So good luck to Anderson's Pea Soup and to our waiter Ricky.
I hope someone or some group, with lots of funds and great ideas, purchases this business. I hope they give Ricky a position where his enthusiasm and appreciation can be put to good use. I need to be able to come back! I'm just starting to like split pea soup!
Cafe on the Corner
This is the cute cafe, where my dear friend and I enjoyed a heavenly patio breakfast, beneath a 100 year old oak tree!
Actually we arrived at 10:30 and they weren't open for breakfast. We looked longingly from across the street.
We crossed over to see when they would open. 11:00.
The covered patio appeared quiet, except for spurts of activity. Staff seemed to be preparing for some kind of surprise party and we were entertained.
The outdoor dining area was lovely with chairs that reminded me of Paris. The enclosure was classy, unlike all the quickly rigged structures, I remember being thrown up for Covid dining. The 100 year old oak added some drama and history!
We found a cute little bench area with umbrellas and sat a moment.
But that used up 5 minutes. Milissa and I went on a walk to kill time. The neighborhood area in Northwest Portland, was very inviting on a summer morning.
Milissa and I had lots to talk about, so it really didn't matter whether we were at a proper table or traveling down a sidewalk.
Ready to Go

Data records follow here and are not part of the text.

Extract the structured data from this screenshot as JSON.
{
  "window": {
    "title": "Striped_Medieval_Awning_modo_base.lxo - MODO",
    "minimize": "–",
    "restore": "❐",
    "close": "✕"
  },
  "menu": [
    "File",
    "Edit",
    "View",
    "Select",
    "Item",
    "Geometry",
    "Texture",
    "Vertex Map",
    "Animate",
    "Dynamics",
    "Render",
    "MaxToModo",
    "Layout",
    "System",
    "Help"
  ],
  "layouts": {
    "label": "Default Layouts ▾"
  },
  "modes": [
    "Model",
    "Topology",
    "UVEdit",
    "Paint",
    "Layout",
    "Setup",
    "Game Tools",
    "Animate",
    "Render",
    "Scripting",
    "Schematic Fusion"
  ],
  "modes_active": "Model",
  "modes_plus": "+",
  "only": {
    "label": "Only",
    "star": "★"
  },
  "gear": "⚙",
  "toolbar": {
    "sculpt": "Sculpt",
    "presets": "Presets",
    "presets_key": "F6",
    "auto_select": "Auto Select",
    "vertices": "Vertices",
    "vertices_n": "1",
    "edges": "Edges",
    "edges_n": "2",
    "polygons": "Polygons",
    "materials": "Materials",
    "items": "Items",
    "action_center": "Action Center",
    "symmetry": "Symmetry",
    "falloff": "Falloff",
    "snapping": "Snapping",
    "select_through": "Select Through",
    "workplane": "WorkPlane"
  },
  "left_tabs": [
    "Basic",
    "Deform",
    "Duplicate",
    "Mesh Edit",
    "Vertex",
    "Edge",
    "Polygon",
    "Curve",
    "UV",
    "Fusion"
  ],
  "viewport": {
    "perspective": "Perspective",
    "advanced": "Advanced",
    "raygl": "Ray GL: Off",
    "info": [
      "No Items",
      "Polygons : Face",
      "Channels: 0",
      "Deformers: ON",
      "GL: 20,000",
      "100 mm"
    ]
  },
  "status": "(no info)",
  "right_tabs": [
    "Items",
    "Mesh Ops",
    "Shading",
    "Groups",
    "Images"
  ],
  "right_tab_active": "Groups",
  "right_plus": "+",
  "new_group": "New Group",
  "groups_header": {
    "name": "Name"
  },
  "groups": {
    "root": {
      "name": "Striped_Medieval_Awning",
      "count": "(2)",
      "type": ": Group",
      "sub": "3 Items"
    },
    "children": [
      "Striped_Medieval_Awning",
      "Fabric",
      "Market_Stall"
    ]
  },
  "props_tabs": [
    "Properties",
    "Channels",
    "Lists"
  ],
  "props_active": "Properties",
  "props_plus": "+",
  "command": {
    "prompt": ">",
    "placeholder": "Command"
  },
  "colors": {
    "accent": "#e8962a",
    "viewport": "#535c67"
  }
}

We returned at 11 and the red carpet awaited! There were curtains and strings of lights and potted bushes. We could be outside, but feel the comforts of inside dining.

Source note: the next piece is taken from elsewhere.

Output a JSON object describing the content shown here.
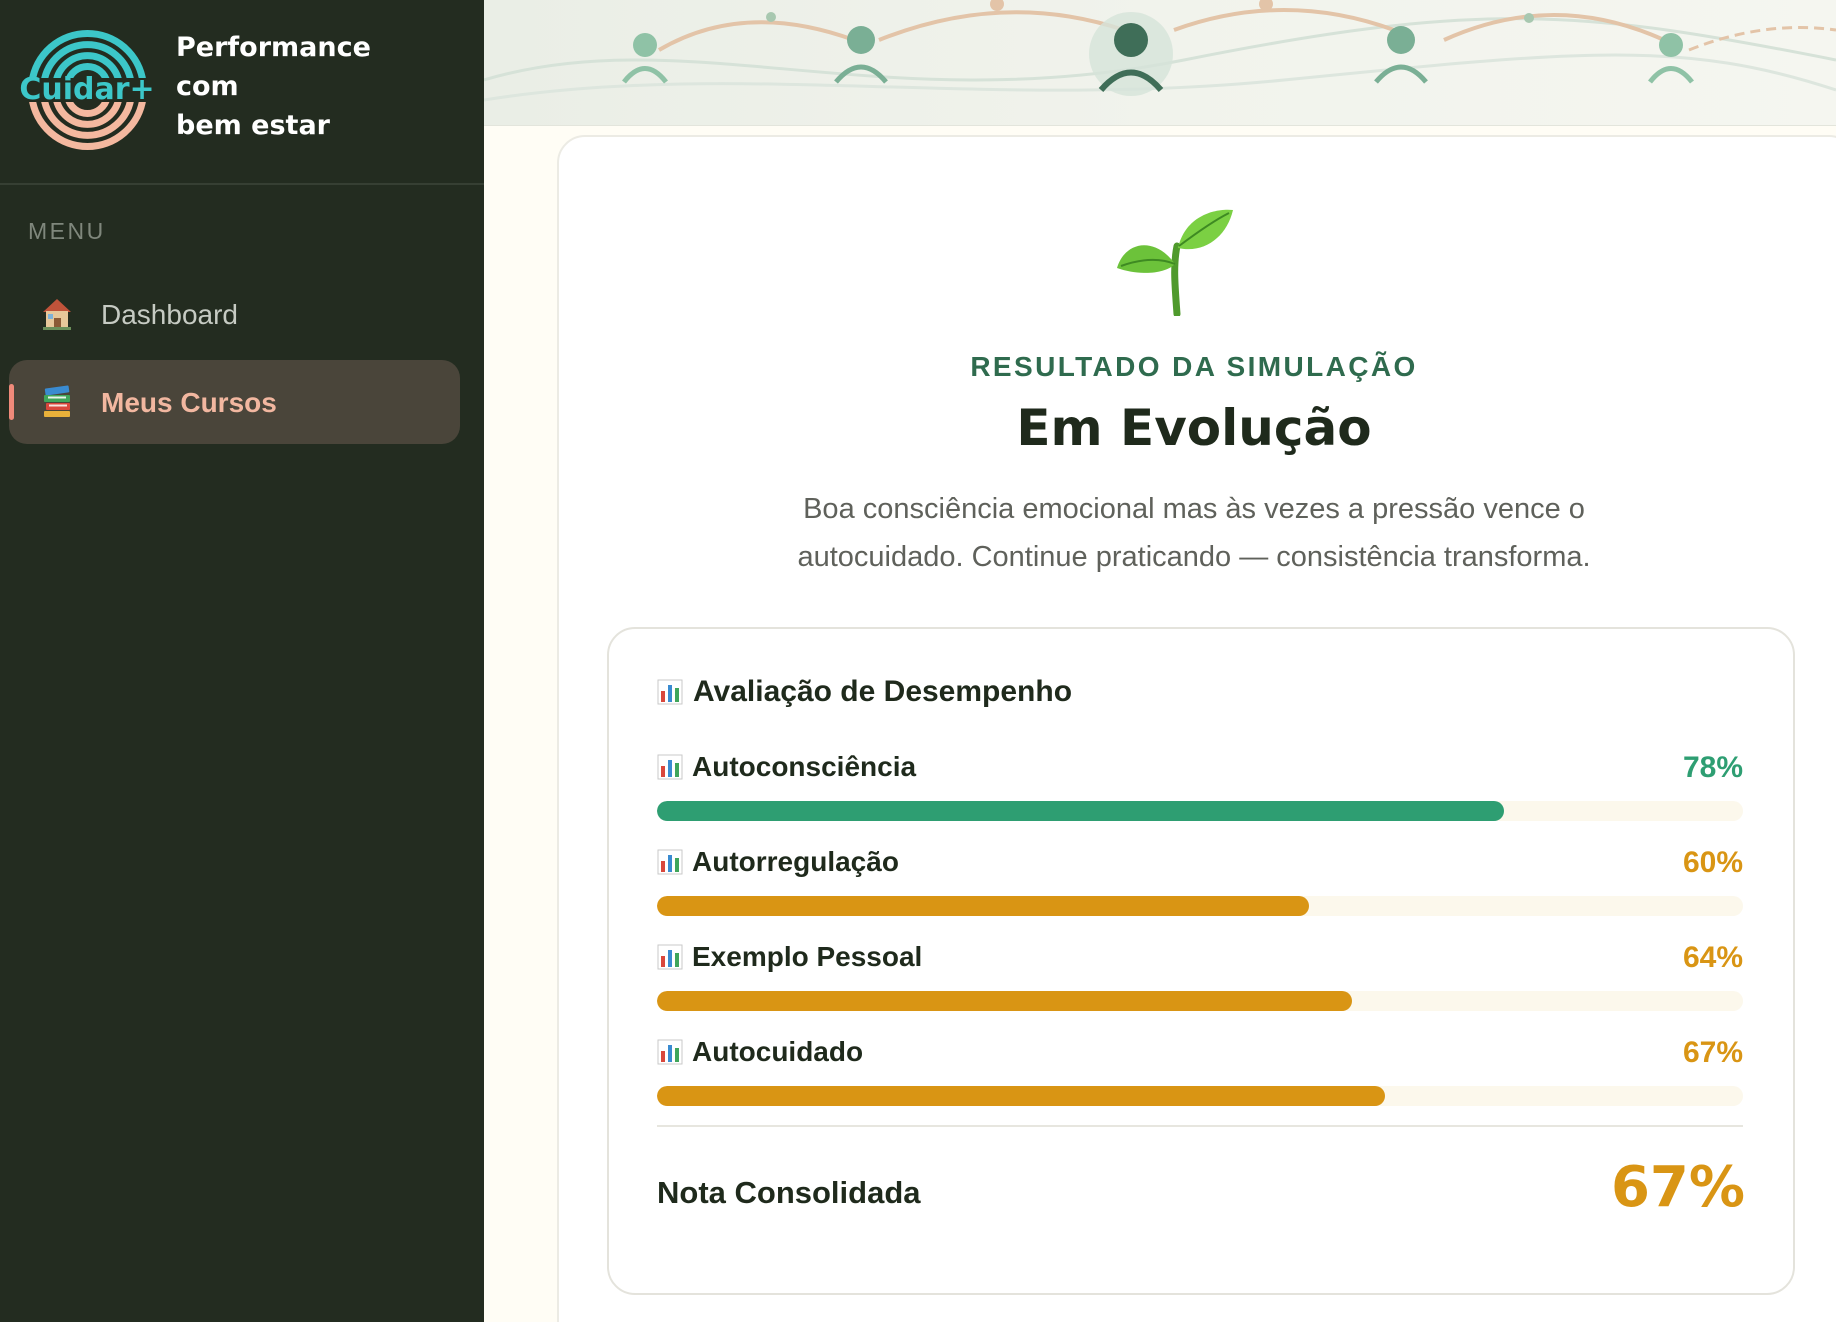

We were the first diners to arrive. The surprise party was happening out of our sight. We didn't get to witness the reaction.

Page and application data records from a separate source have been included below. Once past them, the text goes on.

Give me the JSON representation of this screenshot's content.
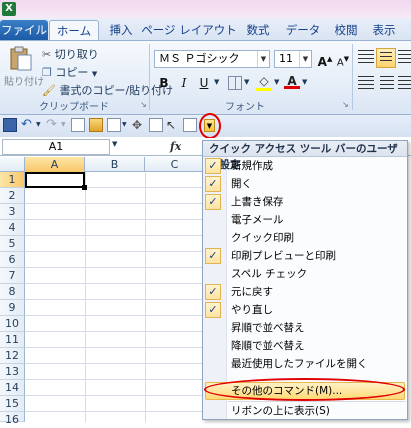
{
  "tabs": {
    "file": "ファイル",
    "home": "ホーム",
    "insert": "挿入",
    "page_layout": "ページ レイアウト",
    "formulas": "数式",
    "data": "データ",
    "review": "校閲",
    "view": "表示"
  },
  "clipboard": {
    "paste": "貼り付け",
    "cut": "切り取り",
    "copy": "コピー",
    "format_painter": "書式のコピー/貼り付け",
    "group_label": "クリップボード"
  },
  "font": {
    "name": "ＭＳ Ｐゴシック",
    "size": "11",
    "group_label": "フォント",
    "bold": "B",
    "italic": "I",
    "underline": "U",
    "grow": "A",
    "shrink": "A"
  },
  "formula_bar": {
    "name_box": "A1",
    "fx": "fx"
  },
  "grid": {
    "columns": [
      "A",
      "B",
      "C"
    ],
    "rows": [
      "1",
      "2",
      "3",
      "4",
      "5",
      "6",
      "7",
      "8",
      "9",
      "10",
      "11",
      "12",
      "13",
      "14",
      "15",
      "16"
    ]
  },
  "menu": {
    "title": "クイック アクセス ツール バーのユーザー設定",
    "items": [
      {
        "label": "新規作成",
        "checked": true
      },
      {
        "label": "開く",
        "checked": true
      },
      {
        "label": "上書き保存",
        "checked": true
      },
      {
        "label": "電子メール",
        "checked": false
      },
      {
        "label": "クイック印刷",
        "checked": false
      },
      {
        "label": "印刷プレビューと印刷",
        "checked": true
      },
      {
        "label": "スペル チェック",
        "checked": false
      },
      {
        "label": "元に戻す",
        "checked": true
      },
      {
        "label": "やり直し",
        "checked": true
      },
      {
        "label": "昇順で並べ替え",
        "checked": false
      },
      {
        "label": "降順で並べ替え",
        "checked": false
      },
      {
        "label": "最近使用したファイルを開く",
        "checked": false
      }
    ],
    "more_commands": "その他のコマンド(M)...",
    "show_below": "リボンの上に表示(S)",
    "check_mark": "✓"
  },
  "accent": {
    "highlight_circle": "#e00000",
    "menu_highlight": "#ffd977"
  }
}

My Coffee Buddy
Milissa and I met through our kids 30+ years ago. We have conversed over all kinds of beverages. On this morning we were happy with our blue bottle of water and our cups of coffee.
We now live 2,000 miles apart and our coffee and converstaion has to be shared over the phone. But on this August morning, we talked over coffee in person! It felt like we'd left our homes in Texas and Oregon and had met up at a cafe in France.
I was glad they had good breakfast options on the lunch menu. I ordered the Bacon, Egg and Blue Omelet. "3 free range chickens, bacon, chopped tomato and blue cheese".
The omelet and potatoes were tasty. I liked how the food was served, with cloth napkins... little dish holding butter, jelly and catsup. It just felt nice. But the wait service was not quite as nice. We finally begged for a coffee refill. But honestly, we were caught up in our own world and were happy to be a little ignored.
The patio never filled up, so we felt okay lingering as long as we liked. We eventually paid up, then stepped inside to take a peek around.
The red stools and red carpet and red and black chairs really felt festive and French.
Nell's describes their food as, "French inspired American classics". They've been in business on this neighborhood corner, for 13 years. I read that the last 2 restaurants in this space, were also French.
The red fireplace was extra cool. There were lots of mirrors! I'd love to see the place at night with glowing lights reflecting off the mirrors.
I had my buddy sit for a photo, before we walked back to her apartment. She fit right into the umbrella scene, with her black and white attire.
Our dining adventure was a little piece of heaven. We had lots of catching up to do and we didn't have to holler over crowds. Our table was cozy and pretty and clean and calm. The food was nice and a carafe of coffee on the table would have made it just perfect.
I'm hoping for another dining adventure with Milissa, very soon!
The Dining Blog
This is a blog about Dining Adventures. Sometimes, I talk about food. Below, you can read how this started.
On July 4th 2011, I set a goal to try 50 culturally diverse restaurants in one year! (I knew that was possible, living in the Houston area) I spent the year pulling in friends and family to join me, on some unusual dining adventures. I met some curious people, tried some scary foods and explored places and cultures I never would have otherwise. Even though I met my goal, I learned too much to end my adventures in dining. I have continued blogging about memorable dining adventures of all kinds, near and far... and all the discoveries and funny things I've learned along the way!
Locations and types of dining adventures, are listed further down.